Scan the entries line by line and return those with "TOTALE".

───── Material supplied

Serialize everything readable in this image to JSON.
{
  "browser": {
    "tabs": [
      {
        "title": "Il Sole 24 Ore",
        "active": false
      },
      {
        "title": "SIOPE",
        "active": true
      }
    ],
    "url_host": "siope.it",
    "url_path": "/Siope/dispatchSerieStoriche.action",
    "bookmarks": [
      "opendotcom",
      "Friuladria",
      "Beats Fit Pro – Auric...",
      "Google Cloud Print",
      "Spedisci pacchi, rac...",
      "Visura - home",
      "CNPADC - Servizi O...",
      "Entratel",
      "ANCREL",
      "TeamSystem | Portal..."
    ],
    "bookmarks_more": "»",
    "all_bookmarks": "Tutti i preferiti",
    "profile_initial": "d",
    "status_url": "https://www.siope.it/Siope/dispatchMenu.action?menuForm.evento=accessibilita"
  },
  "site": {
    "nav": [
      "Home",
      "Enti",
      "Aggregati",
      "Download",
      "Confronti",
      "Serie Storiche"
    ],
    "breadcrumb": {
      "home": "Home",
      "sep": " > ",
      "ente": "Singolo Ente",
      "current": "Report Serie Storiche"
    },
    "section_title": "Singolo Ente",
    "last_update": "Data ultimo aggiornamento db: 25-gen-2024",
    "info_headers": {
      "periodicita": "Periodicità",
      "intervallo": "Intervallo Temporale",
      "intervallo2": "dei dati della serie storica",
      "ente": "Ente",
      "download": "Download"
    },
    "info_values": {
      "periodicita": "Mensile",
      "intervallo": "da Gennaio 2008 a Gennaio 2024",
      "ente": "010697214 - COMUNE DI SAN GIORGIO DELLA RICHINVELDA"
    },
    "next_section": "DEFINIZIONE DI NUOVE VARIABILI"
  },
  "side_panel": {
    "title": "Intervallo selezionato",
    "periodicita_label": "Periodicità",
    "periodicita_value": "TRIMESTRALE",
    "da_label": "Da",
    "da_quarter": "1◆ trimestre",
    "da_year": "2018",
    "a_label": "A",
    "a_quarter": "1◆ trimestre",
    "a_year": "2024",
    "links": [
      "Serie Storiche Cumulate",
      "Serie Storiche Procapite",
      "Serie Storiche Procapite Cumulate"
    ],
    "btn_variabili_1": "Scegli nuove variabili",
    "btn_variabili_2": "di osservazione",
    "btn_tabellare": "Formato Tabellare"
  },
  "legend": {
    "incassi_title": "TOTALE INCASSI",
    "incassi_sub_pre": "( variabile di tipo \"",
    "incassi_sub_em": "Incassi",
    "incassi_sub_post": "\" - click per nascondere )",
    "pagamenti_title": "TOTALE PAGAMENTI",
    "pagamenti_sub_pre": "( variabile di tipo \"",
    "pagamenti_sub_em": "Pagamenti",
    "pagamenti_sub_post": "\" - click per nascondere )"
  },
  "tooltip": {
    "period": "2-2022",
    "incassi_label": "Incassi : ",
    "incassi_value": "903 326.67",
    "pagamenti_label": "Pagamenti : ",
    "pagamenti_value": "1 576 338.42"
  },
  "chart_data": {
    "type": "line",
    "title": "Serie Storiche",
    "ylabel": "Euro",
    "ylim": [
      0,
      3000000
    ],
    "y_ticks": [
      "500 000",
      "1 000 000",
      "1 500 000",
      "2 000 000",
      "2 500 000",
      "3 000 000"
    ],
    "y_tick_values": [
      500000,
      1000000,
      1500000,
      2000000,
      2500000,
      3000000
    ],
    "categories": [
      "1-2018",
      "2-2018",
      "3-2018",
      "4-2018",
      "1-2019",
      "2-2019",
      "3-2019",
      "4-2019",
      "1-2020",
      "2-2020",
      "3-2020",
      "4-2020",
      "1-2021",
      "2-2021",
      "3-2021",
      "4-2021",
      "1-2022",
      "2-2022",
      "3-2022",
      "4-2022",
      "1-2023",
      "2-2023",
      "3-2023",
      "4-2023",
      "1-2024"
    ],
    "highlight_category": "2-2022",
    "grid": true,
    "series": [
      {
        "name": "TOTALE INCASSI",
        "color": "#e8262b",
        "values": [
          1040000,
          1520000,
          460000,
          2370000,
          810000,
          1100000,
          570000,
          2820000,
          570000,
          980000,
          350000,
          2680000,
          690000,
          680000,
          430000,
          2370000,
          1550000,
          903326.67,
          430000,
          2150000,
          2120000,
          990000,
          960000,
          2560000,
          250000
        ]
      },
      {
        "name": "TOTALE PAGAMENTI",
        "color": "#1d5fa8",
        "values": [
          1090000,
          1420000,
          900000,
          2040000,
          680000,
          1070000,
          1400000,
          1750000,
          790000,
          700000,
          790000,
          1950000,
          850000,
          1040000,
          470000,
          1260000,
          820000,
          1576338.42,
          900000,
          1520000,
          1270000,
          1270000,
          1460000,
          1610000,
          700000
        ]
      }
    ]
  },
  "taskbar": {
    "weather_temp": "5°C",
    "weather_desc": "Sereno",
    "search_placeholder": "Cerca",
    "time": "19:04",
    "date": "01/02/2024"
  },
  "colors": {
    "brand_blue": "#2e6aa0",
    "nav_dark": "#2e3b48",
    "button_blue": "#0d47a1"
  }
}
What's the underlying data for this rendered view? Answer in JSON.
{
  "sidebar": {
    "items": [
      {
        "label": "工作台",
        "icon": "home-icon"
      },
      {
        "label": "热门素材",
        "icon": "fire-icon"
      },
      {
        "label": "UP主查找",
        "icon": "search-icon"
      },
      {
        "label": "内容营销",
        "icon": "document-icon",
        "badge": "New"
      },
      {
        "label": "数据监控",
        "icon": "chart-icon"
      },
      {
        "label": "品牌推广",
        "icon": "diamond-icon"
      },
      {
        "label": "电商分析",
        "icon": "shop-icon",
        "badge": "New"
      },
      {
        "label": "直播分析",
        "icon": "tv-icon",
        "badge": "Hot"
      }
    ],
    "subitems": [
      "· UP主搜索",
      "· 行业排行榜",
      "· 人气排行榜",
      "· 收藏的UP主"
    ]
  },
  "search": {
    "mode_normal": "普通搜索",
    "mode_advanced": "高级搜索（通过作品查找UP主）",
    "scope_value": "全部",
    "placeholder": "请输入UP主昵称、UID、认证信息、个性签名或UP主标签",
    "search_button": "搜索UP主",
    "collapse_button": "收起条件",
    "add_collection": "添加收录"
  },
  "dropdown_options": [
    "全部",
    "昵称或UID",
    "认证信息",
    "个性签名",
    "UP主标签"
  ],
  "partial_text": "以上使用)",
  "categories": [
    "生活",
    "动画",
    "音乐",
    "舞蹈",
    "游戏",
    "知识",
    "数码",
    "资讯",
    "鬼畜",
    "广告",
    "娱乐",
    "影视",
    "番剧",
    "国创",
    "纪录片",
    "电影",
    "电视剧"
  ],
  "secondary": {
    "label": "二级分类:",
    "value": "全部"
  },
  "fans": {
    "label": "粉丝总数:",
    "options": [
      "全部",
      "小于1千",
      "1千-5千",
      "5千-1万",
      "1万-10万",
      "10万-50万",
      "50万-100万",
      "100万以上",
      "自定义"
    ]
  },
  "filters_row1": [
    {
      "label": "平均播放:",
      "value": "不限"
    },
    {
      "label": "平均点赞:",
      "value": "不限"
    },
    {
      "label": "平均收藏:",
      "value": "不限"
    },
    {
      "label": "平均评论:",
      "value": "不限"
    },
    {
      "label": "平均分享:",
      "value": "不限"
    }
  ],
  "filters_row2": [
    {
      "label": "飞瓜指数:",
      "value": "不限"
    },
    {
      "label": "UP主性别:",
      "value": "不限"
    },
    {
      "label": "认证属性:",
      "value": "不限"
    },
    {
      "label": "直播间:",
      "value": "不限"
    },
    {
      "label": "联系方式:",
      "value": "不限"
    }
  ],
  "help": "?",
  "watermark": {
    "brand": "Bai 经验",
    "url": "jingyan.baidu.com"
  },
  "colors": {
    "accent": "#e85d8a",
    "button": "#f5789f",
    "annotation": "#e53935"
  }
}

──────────

[Response to this exercise]:
    "incassi_title": "TOTALE INCASSI",
    "pagamenti_title": "TOTALE PAGAMENTI",
        "name": "TOTALE INCASSI",
        "name": "TOTALE PAGAMENTI",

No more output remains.